There are countless anime that deal with some sort of conflict, but not so many that show us the world that remains after. Off the top of my head, the only ones I can think of are Cluster Edge and Chaika, both of which are stories that then deal with characters finding a new reason to fight each other. Violet Evergarden takes place in a 20th century-like setting and brings us to a country that is recovering from a long period of war.
The most interesting aspect of this, at least to me, is seeing how all these ex-soldiers now cope with returning to a peaceful society, which Violet Evergarden does in interesting ways. Violet herself befriends and begins working for a former commander she knew from her army days and much of the story actually revolves around her struggling to fit in now that the war is over. This becomes especially interesting when she begins to meet other people that are dealing with the same problem. It’s a great topic and one not many shows deal with.
#2 Learning love

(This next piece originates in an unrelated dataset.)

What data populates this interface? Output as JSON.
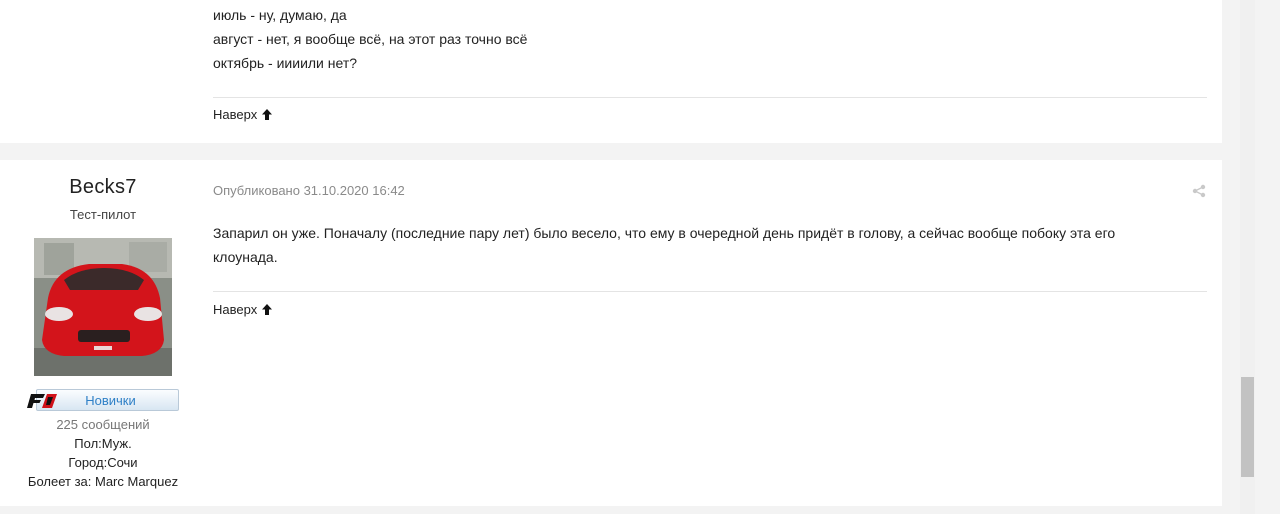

Violet was a child soldier during the war that was inseparable from the major she worked under until the two were both wounded and she ended up in the hospital. Having lived her life only to serve and kill, Violet has a shockingly limited range of emotions and struggles to perceive how others feel. In conversation, she is blunt and forward, often to the point of being a bit cringeworthy.
However, the last order she received from the major was to live freely and, in their final moments together, he told her that he loved her. Unable to comprehend what this “love” means, she becomes determined to work as a doll, a person who interprets what people want to tell and records this in a letter by using a typewriter. While she is good at the typing part, her letters tend to be bland, practical, and more like military briefings.
While all of this is going on Violet also wants to find the major in the first place, who is conspicuously absent. Watching her struggle with learning how to feel and express emotions while also searching for the one person she cares about is… absorbing. The character arc that forms through everything she overcomes and experiences ended up being absolutely wonderful. By the end of the show, it’s almost weird to compare how Violet is then, compared to the almost robotic character she is at the start.
Most of the show focuses on emotional character development, but as a rare treat, it features a number of action scenes that are remarkably well-directed for a show where it’s not supposed to be the main focus. These come in the form of flashbacks to the war, which explore the bond between Violet and her major, as well as a climactic storyline towards the end of the series.
What makes this work particularly well is that the show gives real weight to death, even when it involves characters you’d consider unimportant. There are no faceless, filler characters populating the show’s backgrounds, and many of the side-stories involve everyday people. Everybody has a story and loved ones they hope to return to, so when fights do break out they aren’t treated as thrilling and fun, especially towards the later part of the show when Violet’s view on war has drastically altered.
For variety, it’s definitely nice to have these action scenes and they contribute to an exciting ending that nicely concludes the arcs of Violet and several other main characters.
#4 The Voice in My Heart
The music for Violet Evergarden has been provided by the Canadian musician Evan Call, who has been doing numerous soundtracks for anime for a while now. To nobody’s surprise, Violet Evergarden has a touching musical score that fits its emotion-driven stories and expressive characters. The stand-out track for me, however, is “The Voice in My Heart” and… well… just give it a listen.
It’s a beautiful song, sure, but neither happy nor sad. I was always entertained when it started to play, though, and it calls up feelings of wonder and intrigue; it has a dream-like feel to it that makes me feel particularly calm and relaxed. Fitting, perhaps, because most of the time when it played, the show was doing some calmer scenes, like Violet wandering the city while contemplating on the recent changes in her life.
#5 The side-stories
After the first few episodes focus mostly on Violet herself, the show shifts gears for a while and has her go through a number of one-episode mini-stories that call upon her skills as a doll. While I was doubtful about this approach at first, it’s a smart way to let Violet improve herself through the emotions her work brings up in others, and the cast of side-characters for these mini-stories is interesting too.
One story will see Violet working with a depressed creative facing a writer’s block, the other with a scholar who is bullied by his co-workers, and seeing how Violet interacts with them and how they help each other further made these some of my favorite episodes in the series. Also neat is that these side-stories all get a fantastic payoff and multiple call-backs, which I won’t spoil.
All I will say is: have fun trying to hold back the waterworks around episode 10 everyone.